The Kremlin’s use of tactical nuclear weapons is no longer inconceivable. But a strong Western stance can stop President Vladimir Putin from taking such a step.
Russia has begun deploying tactical nuclear weapons in Belarus. The move could be more than just a tit-for-tat signal following the West’s decision to give F-16 fighter planes and Patriot anti-missile defense systems to Ukraine. In fact, it could be a warning from the Kremlin that it is considering utilizing such arms. Tactical nuclear weapons are designed to be used against smaller, mainly military targets.
This is a clear threat, but it is no reason for fear and weakness in the West. Giving in to such threats only emboldens the aggressor.

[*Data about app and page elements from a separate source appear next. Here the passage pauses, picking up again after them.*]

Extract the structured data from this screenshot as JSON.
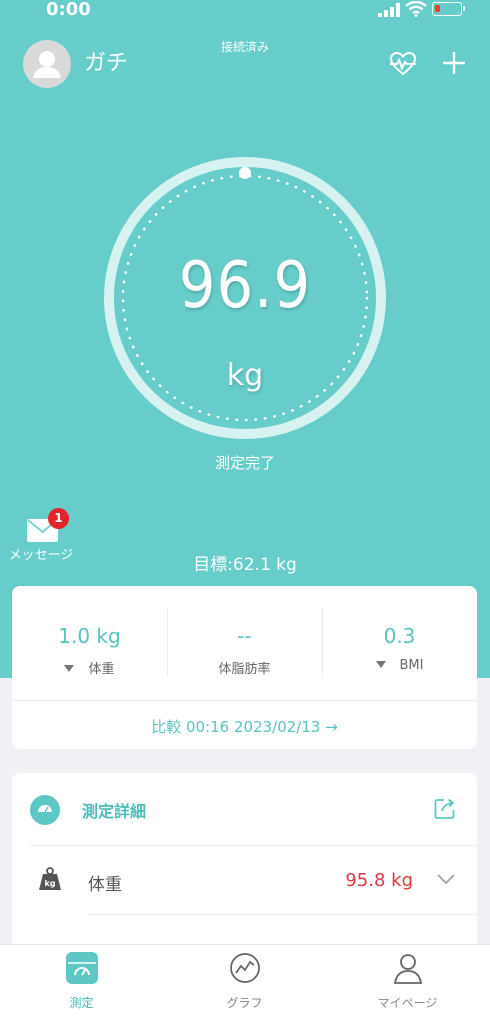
{
  "status_bar": {
    "time": "0:00"
  },
  "header": {
    "connection_status": "接続済み",
    "username": "ガチ"
  },
  "measurement": {
    "weight": "96.9",
    "unit": "kg",
    "status": "測定完了",
    "goal": "目標:62.1 kg"
  },
  "message": {
    "label": "メッセージ",
    "badge": "1"
  },
  "stats": [
    {
      "value": "1.0 kg",
      "label": "体重",
      "trend": "down"
    },
    {
      "value": "--",
      "label": "体脂肪率",
      "trend": "none"
    },
    {
      "value": "0.3",
      "label": "BMI",
      "trend": "down"
    }
  ],
  "compare": {
    "text": "比較 00:16 2023/02/13 →"
  },
  "detail": {
    "title": "測定詳細",
    "rows": [
      {
        "label": "体重",
        "value": "95.8 kg"
      }
    ]
  },
  "tabs": [
    {
      "label": "測定",
      "active": true
    },
    {
      "label": "グラフ",
      "active": false
    },
    {
      "label": "マイページ",
      "active": false
    }
  ],
  "colors": {
    "accent": "#66cdca",
    "value_red": "#e0383e",
    "badge_red": "#e52429"
  }
}
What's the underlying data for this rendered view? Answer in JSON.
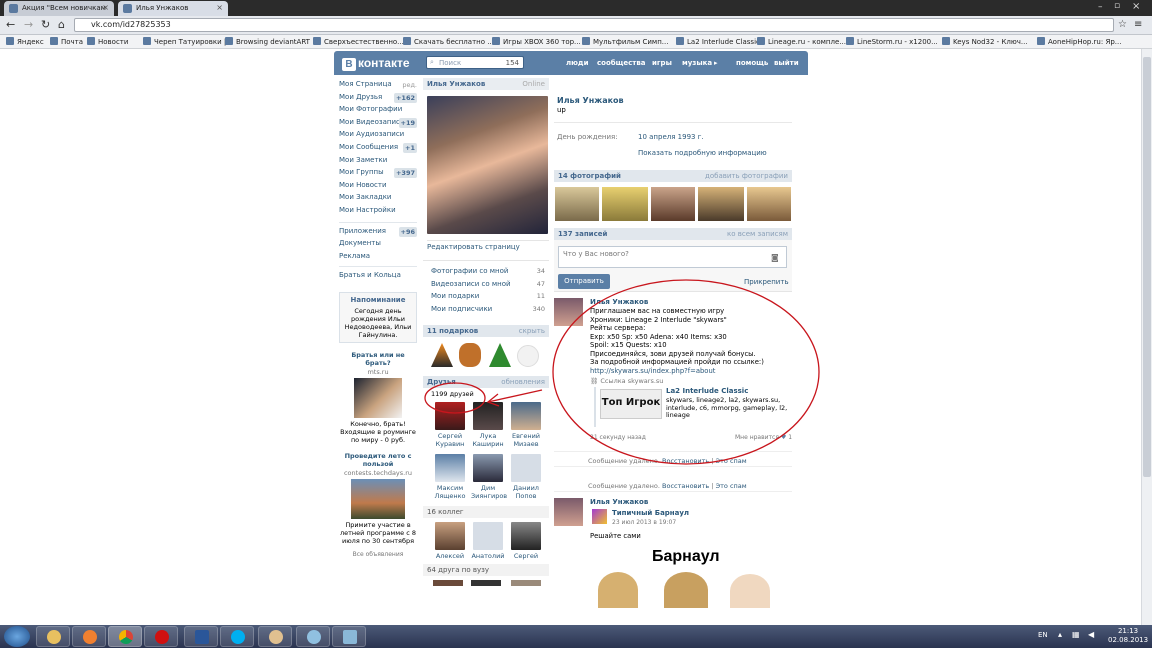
{
  "browser": {
    "tabs": [
      {
        "label": "Акция \"Всем новичкам ..."
      },
      {
        "label": "Илья Унжаков"
      }
    ],
    "url": "vk.com/id27825353",
    "bookmarks": [
      "Яндекс",
      "Почта",
      "Новости",
      "Череп Татуировки |...",
      "Browsing deviantART",
      "Сверхъестественно...",
      "Скачать бесплатно ...",
      "Игры XBOX 360 тор...",
      "Мультфильм Симп...",
      "La2 Interlude Classic",
      "Lineage.ru - компле...",
      "LineStorm.ru - x1200...",
      "Keys Nod32 - Ключ...",
      "AoneHipHop.ru: Яр..."
    ]
  },
  "vk": {
    "logo": "контакте",
    "logo_letter": "В",
    "search_placeholder": "Поиск",
    "search_count": "154",
    "nav": [
      "люди",
      "сообщества",
      "игры",
      "музыка",
      "помощь",
      "выйти"
    ]
  },
  "left_menu": {
    "items": [
      {
        "label": "Моя Страница",
        "badge": "",
        "edit": "ред."
      },
      {
        "label": "Мои Друзья",
        "badge": "+162",
        "edit": ""
      },
      {
        "label": "Мои Фотографии",
        "badge": "",
        "edit": ""
      },
      {
        "label": "Мои Видеозаписи",
        "badge": "+19",
        "edit": ""
      },
      {
        "label": "Мои Аудиозаписи",
        "badge": "",
        "edit": ""
      },
      {
        "label": "Мои Сообщения",
        "badge": "+1",
        "edit": ""
      },
      {
        "label": "Мои Заметки",
        "badge": "",
        "edit": ""
      },
      {
        "label": "Мои Группы",
        "badge": "+397",
        "edit": ""
      },
      {
        "label": "Мои Новости",
        "badge": "",
        "edit": ""
      },
      {
        "label": "Мои Закладки",
        "badge": "",
        "edit": ""
      },
      {
        "label": "Мои Настройки",
        "badge": "",
        "edit": ""
      }
    ],
    "items2": [
      {
        "label": "Приложения",
        "badge": "+96"
      },
      {
        "label": "Документы",
        "badge": ""
      },
      {
        "label": "Реклама",
        "badge": ""
      }
    ],
    "brothers": "Братья и Кольца",
    "reminder_title": "Напоминание",
    "reminder_text": "Сегодня день рождения Ильи Недоводеева, Ильи Гайнулина.",
    "ad1_title": "Братья или не брать?",
    "ad1_site": "mts.ru",
    "ad1_text": "Конечно, брать! Входящие в роуминге по миру - 0 руб.",
    "ad2_title": "Проведите лето с пользой",
    "ad2_site": "contests.techdays.ru",
    "ad2_text": "Примите участие в летней программе с 8 июля по 30 сентября",
    "all_ads": "Все объявления"
  },
  "profile": {
    "name_header": "Илья Унжаков",
    "status_online": "Online",
    "edit_page": "Редактировать страницу",
    "stats": [
      {
        "label": "Фотографии со мной",
        "n": "34"
      },
      {
        "label": "Видеозаписи со мной",
        "n": "47"
      },
      {
        "label": "Мои подарки",
        "n": "11"
      },
      {
        "label": "Мои подписчики",
        "n": "340"
      }
    ],
    "gifts_header": "11 подарков",
    "gifts_hide": "скрыть",
    "friends_header": "Друзья",
    "friends_updates": "обновления",
    "friends_count": "1199 друзей",
    "friends": [
      {
        "name": "Сергей Куравин"
      },
      {
        "name": "Лука Каширин"
      },
      {
        "name": "Евгений Мизаев"
      },
      {
        "name": "Максим Лященко"
      },
      {
        "name": "Дим Зиянгиров"
      },
      {
        "name": "Даниил Попов"
      }
    ],
    "colleagues_header": "16 коллег",
    "colleagues": [
      {
        "name": "Алексей"
      },
      {
        "name": "Анатолий"
      },
      {
        "name": "Сергей"
      }
    ],
    "uni_header": "64 друга по вузу"
  },
  "info": {
    "name": "Илья Унжаков",
    "status": "up",
    "bday_label": "День рождения:",
    "bday_value": "10 апреля 1993 г.",
    "more_info": "Показать подробную информацию",
    "photos_header": "14 фотографий",
    "photos_add": "добавить фотографии",
    "wall_header": "137 записей",
    "wall_filter": "ко всем записям",
    "wall_placeholder": "Что у Вас нового?",
    "send_button": "Отправить",
    "attach_button": "Прикрепить"
  },
  "post1": {
    "author": "Илья Унжаков",
    "lines": [
      "Приглашаем вас на совместную игру",
      "Хроники: Lineage 2 Interlude \"skywars\"",
      "Рейты сервера:",
      "Exp: x50 Sp: x50 Adena: x40 Items: x30",
      "Spoil: x15 Quests: x10",
      "Присоединяйся, зови друзей получай бонусы.",
      "За подробной информацией пройди по ссылке:)"
    ],
    "url": "http://skywars.su/index.php?f=about",
    "link_label": "Ссылка skywars.su",
    "attach_title": "La2 Interlude Classic",
    "attach_text": "skywars, lineage2, la2, skywars.su, interlude, c6, mmorpg, gameplay, l2, lineage",
    "attach_thumb_text": "Топ Игрок",
    "time": "21 секунду назад",
    "like": "Мне нравится",
    "like_count": "1"
  },
  "deleted": {
    "text": "Сообщение удалено.",
    "restore": "Восстановить",
    "spam": "Это спам"
  },
  "post2": {
    "author": "Илья Унжаков",
    "repost_from": "Типичный Барнаул",
    "date": "23 июл 2013 в 19:07",
    "text": "Решайте сами",
    "image_title": "Барнаул"
  },
  "taskbar": {
    "lang": "EN",
    "time": "21:13",
    "date": "02.08.2013"
  },
  "colors": {
    "vk_blue": "#5b7fa6",
    "link": "#2b587a",
    "annotation_red": "#c8161d"
  }
}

Besides being intended to increase Western angst, the move shows that Russian President Vladimir Putin sees the use of tactical nuclear weapons as no longer taboo. Up to this point in history, nuclear weapons have been seen purely as instruments of deterrence, never to be used. This may now be changing.
Beijing’s opposition to any use of nuclear weapons has also been seen as a major reason why Russia would refrain from taking that step. Moreover, employing such arms could lead powers like India, Brazil and South Africa to abandon their neutral stance.
But while we can expect China to condemn the use of nuclear weapons rhetorically, it might also find it valuable to have the taboo broken to increase tension in Taiwan, which Beijing is seeking to reunify with the mainland. Also, neutral powers may not drastically change their views even if tactical nuclear weapons are used against Ukrainians.
NATO countries are safer. The use of any nuclear weapons against Poland, the Baltics or any other ally would invite overwhelming retaliation against Moscow.
No nuclear weapons are stationed in NATO countries bordering Russia. There is no need. What would be helpful is to give ironclad security guarantees to Kyiv if Russia deploys tactical nuclear weapons on the battlefield in Ukraine.